__To do__: Without dropping or altering a single word, give the listing again.

__Dataset excerpts__:

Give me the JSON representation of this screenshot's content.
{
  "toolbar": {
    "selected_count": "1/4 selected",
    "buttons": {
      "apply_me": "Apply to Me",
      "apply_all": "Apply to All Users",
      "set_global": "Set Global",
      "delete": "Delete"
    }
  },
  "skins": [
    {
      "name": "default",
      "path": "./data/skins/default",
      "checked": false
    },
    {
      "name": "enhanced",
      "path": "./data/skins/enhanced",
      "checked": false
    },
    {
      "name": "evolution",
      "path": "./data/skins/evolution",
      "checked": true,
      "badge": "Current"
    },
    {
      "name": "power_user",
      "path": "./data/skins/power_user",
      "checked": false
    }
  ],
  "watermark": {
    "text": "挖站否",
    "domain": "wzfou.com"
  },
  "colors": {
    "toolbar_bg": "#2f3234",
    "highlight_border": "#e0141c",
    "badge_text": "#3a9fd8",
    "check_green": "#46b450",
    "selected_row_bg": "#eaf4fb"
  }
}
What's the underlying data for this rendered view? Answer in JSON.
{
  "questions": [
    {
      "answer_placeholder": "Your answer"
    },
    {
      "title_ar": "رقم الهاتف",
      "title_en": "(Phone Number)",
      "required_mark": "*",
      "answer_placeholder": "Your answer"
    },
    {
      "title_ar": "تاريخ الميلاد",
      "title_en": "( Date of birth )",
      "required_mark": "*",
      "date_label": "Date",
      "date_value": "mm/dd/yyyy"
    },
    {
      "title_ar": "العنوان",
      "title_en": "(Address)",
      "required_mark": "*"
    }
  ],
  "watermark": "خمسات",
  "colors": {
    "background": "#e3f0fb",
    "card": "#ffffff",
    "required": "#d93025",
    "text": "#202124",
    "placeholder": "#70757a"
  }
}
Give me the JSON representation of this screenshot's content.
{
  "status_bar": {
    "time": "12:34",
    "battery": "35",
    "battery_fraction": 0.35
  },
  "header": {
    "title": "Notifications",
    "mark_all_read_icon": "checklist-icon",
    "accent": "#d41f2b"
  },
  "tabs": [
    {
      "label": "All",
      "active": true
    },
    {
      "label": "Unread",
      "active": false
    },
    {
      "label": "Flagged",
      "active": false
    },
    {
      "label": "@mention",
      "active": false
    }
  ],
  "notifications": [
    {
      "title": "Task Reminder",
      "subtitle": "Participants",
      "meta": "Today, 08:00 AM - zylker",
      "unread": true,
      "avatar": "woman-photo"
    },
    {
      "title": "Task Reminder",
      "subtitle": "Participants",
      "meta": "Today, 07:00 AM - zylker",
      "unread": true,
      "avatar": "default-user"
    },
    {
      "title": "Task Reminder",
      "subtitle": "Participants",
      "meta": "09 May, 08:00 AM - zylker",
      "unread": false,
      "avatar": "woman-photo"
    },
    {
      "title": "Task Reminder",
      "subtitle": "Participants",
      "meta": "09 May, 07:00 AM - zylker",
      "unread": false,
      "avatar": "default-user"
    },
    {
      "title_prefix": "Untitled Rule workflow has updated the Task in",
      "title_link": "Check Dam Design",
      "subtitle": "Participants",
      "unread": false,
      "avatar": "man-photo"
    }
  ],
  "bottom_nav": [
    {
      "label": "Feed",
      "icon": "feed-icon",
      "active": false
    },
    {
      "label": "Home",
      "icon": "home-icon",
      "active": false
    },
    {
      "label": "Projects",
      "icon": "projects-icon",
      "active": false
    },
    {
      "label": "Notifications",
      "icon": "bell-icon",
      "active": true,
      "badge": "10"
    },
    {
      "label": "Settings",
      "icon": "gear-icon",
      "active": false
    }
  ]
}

__Written response__:
Give me the JSON representation of this screenshot's content.
{
  "toolbar": {
    "selected_count": "1/4 selected",
    "buttons": {
      "apply_me": "Apply to Me",
      "apply_all": "Apply to All Users",
      "set_global": "Set Global",
      "delete": "Delete"
    }
  },
  "skins": [
    {
      "name": "default",
      "path": "./data/skins/default",
      "checked": false
    },
    {
      "name": "enhanced",
      "path": "./data/skins/enhanced",
      "checked": false
    },
    {
      "name": "evolution",
      "path": "./data/skins/evolution",
      "checked": true,
      "badge": "Current"
    },
    {
      "name": "power_user",
      "path": "./data/skins/power_user",
      "checked": false
    }
  ],
  "watermark": {
    "text": "挖站否",
    "domain": "wzfou.com"
  },
  "colors": {
    "toolbar_bg": "#2f3234",
    "highlight_border": "#e0141c",
    "badge_text": "#3a9fd8",
    "check_green": "#46b450",
    "selected_row_bg": "#eaf4fb"
  }
}
What's the underlying data for this rendered view? Answer in JSON.
{
  "questions": [
    {
      "answer_placeholder": "Your answer"
    },
    {
      "title_ar": "رقم الهاتف",
      "title_en": "(Phone Number)",
      "required_mark": "*",
      "answer_placeholder": "Your answer"
    },
    {
      "title_ar": "تاريخ الميلاد",
      "title_en": "( Date of birth )",
      "required_mark": "*",
      "date_label": "Date",
      "date_value": "mm/dd/yyyy"
    },
    {
      "title_ar": "العنوان",
      "title_en": "(Address)",
      "required_mark": "*"
    }
  ],
  "watermark": "خمسات",
  "colors": {
    "background": "#e3f0fb",
    "card": "#ffffff",
    "required": "#d93025",
    "text": "#202124",
    "placeholder": "#70757a"
  }
}
Give me the JSON representation of this screenshot's content.
{
  "status_bar": {
    "time": "12:34",
    "battery": "35",
    "battery_fraction": 0.35
  },
  "header": {
    "title": "Notifications",
    "mark_all_read_icon": "checklist-icon",
    "accent": "#d41f2b"
  },
  "tabs": [
    {
      "label": "All",
      "active": true
    },
    {
      "label": "Unread",
      "active": false
    },
    {
      "label": "Flagged",
      "active": false
    },
    {
      "label": "@mention",
      "active": false
    }
  ],
  "notifications": [
    {
      "title": "Task Reminder",
      "subtitle": "Participants",
      "meta": "Today, 08:00 AM - zylker",
      "unread": true,
      "avatar": "woman-photo"
    },
    {
      "title": "Task Reminder",
      "subtitle": "Participants",
      "meta": "Today, 07:00 AM - zylker",
      "unread": true,
      "avatar": "default-user"
    },
    {
      "title": "Task Reminder",
      "subtitle": "Participants",
      "meta": "09 May, 08:00 AM - zylker",
      "unread": false,
      "avatar": "woman-photo"
    },
    {
      "title": "Task Reminder",
      "subtitle": "Participants",
      "meta": "09 May, 07:00 AM - zylker",
      "unread": false,
      "avatar": "default-user"
    },
    {
      "title_prefix": "Untitled Rule workflow has updated the Task in",
      "title_link": "Check Dam Design",
      "subtitle": "Participants",
      "unread": false,
      "avatar": "man-photo"
    }
  ],
  "bottom_nav": [
    {
      "label": "Feed",
      "icon": "feed-icon",
      "active": false
    },
    {
      "label": "Home",
      "icon": "home-icon",
      "active": false
    },
    {
      "label": "Projects",
      "icon": "projects-icon",
      "active": false
    },
    {
      "label": "Notifications",
      "icon": "bell-icon",
      "active": true,
      "badge": "10"
    },
    {
      "label": "Settings",
      "icon": "gear-icon",
      "active": false
    }
  ]
}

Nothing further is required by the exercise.